Lest it sound like I am demanding perfection, I wish to stress that our actions will inevitably be flawed, forever falling short of the ideal. But even if we never measure up to perfection in action, we can be perfect in picking ourselves back up again after each slip. Our commitment can still be complete, we can be invested in always trying once more. That is enough. That much God is able to work with.
Matthew 6:24- No man can serve two masters: for either he will hate the one, and love the other; or else he will hold to the one, and despise the other. Ye cannot serve God and mammon.
Luke 9:62- And Jesus said unto him, No man, having put his hand to the plough, and looking back, is fit for the kingdom of God.
The Gospel is as Valuable as You Make it
But what does it take to have a full commitment? Nothing less than the promise of all things. Only the assurance of every eternal happiness will compel a man to sacrifice all that he has. The question arises, then, do you believe that every happiness is offered within the gospel? Perhaps you don’t. Perhaps you only see it as able to offer some insights and some pleasantries, but not necessarily as the end-all-be-all ideology.
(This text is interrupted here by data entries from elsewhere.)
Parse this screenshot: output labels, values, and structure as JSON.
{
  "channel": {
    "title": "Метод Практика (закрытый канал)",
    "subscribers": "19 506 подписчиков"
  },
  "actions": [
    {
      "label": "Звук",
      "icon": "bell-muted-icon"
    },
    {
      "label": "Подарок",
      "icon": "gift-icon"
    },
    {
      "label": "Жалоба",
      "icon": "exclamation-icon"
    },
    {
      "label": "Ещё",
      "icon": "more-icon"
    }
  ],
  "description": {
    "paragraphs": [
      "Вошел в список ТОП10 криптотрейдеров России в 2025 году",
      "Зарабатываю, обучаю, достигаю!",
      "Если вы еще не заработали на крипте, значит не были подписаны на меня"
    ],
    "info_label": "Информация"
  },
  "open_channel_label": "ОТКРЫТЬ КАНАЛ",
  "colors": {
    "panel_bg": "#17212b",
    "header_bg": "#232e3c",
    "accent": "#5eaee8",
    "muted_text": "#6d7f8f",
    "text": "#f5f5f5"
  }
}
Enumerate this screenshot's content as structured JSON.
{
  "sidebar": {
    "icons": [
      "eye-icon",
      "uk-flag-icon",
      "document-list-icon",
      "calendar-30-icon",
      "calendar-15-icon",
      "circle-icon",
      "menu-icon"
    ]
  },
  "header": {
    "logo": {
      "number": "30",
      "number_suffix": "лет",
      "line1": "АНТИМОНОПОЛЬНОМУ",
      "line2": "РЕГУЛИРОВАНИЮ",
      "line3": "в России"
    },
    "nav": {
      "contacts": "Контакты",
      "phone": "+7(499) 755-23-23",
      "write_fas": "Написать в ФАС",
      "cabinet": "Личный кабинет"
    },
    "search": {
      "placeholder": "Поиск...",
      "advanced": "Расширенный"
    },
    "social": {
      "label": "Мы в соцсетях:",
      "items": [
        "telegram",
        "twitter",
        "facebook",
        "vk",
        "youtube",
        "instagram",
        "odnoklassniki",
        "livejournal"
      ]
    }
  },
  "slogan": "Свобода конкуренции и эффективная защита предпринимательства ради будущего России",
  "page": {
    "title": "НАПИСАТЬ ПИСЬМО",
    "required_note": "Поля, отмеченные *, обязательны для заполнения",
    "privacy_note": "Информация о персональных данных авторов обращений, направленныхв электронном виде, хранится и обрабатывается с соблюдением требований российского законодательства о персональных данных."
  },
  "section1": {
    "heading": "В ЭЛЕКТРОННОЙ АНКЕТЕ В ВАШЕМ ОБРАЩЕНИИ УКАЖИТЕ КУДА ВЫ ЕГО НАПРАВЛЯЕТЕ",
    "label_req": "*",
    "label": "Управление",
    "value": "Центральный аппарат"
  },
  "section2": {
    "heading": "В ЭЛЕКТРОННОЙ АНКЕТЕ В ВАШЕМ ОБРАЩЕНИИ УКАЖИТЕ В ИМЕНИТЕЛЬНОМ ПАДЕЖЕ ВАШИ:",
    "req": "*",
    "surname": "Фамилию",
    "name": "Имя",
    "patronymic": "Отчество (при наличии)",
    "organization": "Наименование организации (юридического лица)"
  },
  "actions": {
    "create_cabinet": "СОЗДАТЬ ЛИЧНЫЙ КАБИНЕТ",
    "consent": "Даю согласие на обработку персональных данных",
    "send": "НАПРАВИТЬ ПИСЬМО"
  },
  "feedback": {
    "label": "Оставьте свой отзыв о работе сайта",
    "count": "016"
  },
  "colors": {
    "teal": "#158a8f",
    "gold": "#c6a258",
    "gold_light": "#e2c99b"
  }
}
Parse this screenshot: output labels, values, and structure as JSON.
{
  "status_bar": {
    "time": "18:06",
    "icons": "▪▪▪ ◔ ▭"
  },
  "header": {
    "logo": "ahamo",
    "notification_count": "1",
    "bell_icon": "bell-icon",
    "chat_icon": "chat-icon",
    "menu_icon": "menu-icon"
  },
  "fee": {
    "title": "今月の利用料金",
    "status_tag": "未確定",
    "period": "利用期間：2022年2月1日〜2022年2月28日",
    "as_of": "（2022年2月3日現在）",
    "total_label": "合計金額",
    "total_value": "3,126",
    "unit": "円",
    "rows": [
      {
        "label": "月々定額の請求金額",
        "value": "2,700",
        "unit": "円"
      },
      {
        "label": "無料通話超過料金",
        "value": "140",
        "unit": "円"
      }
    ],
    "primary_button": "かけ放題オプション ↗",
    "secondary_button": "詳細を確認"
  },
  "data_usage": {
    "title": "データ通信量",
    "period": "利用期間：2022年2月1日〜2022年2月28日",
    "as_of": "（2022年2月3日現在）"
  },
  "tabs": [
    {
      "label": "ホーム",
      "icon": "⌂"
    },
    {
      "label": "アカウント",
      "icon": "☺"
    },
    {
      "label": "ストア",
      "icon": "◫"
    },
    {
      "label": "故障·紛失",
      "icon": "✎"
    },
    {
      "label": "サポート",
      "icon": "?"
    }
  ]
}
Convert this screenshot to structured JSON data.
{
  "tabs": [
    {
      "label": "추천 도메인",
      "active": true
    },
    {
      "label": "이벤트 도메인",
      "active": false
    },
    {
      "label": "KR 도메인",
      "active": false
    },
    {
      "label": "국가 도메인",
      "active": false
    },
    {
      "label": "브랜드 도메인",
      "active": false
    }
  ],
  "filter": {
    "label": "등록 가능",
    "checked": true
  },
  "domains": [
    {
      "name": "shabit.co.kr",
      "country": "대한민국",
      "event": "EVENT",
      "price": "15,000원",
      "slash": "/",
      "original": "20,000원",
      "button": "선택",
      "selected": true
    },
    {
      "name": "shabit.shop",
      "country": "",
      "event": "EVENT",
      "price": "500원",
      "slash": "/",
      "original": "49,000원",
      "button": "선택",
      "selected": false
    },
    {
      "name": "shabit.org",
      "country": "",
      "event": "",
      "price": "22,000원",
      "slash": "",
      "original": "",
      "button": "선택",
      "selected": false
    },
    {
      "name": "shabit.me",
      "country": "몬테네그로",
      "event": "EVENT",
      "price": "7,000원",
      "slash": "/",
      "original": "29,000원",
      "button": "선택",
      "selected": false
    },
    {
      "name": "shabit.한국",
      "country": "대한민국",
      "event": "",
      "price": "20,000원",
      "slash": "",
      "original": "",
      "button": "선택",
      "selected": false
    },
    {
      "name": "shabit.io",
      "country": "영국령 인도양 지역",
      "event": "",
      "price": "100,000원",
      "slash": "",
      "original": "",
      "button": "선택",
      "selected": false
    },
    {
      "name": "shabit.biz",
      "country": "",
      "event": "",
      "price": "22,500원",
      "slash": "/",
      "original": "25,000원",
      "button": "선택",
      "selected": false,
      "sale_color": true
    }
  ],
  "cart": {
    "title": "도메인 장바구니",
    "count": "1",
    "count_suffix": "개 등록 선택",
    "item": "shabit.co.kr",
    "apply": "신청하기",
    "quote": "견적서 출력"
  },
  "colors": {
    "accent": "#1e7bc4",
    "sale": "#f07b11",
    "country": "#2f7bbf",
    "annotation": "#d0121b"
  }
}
If that is the case, then you will not be able to follow it wholeheartedly.
That doesn’t have to be the end of the story, though. One can work from this point forward. First and foremost is to accept that all things are promised by the gospel. Whether or not you think they can be delivered is another matter, but let there be no doubt that the gospel claims to be able to provide you with every eternal blessing.
Then the question is whether those promises of the gospel can be trusted or not. And to determine that, one only needs to test its various parts. Really lean into prayer and see whether you feel the presence of something eternal or not. Really dive into the scriptures and see if they are alive with an unseen Spirit. Really adhere to the commandments that you can and see whether you experience the promised change of heart. Test the gospel in enough areas, see it bear the fruit that is promised in each, and soon enough you’ll have faith in it all. But do your testing sincerely. Be all in each step that you take.
Luke 15:17-18- And when he came to himself, he said, How many hired servants of my father’s have bread enough and to spare, and I perish with hunger! I will arise and go to my father, and will say unto him: make me as one of thy hired servants.
Without the Gospel You Have Nothing
Who is willing to make such an experiment, to sincerely commit to something so demanding, and all on only a sliver of hope? Well, usually none of us until we are first broken and desperate. Most of us have to try and live without the gospel first, find ourselves in dire straits because of it, and only then become willing to try the things we had previously scorned.
But let’s back up a bit. At the outset, the world offers many things, and the pleasures it promises make it very easy for us to dismiss the gospel. Entertainment, recognition, diversion, stimulation…these are all pleasant things, and the first tastes of them are so intoxicating that we believe they will forever be enough. When you have enjoyment like this, what need is there for things like resurrection, grace, eternal life, and forgiveness? We are content without them.
In time, though, all the getting still leaves us wanting, the pleasures grow stale, some of them are even taken from us on a whim. Eventually we realize that the everything of the world means nothing to us anymore. And the spiritual things we considered to be nothing now mean everything. The soul grows desperate for the eternal, and one becomes willing to sacrifice everything of the world, just to obtain any of the grace that God is willing to measure out to them. And God, of course, is willing to measure out all of it.
John 6:68- Then Simon Peter answered him, Lord, to whom shall we go? thou hast the words of eternal life.
Matthew 13:45-46- Again, the kingdom of heaven is like unto a merchant man, seeking goodly pearls: Who, when he had found one pearl of great price, went and sold all that he had, and bought it.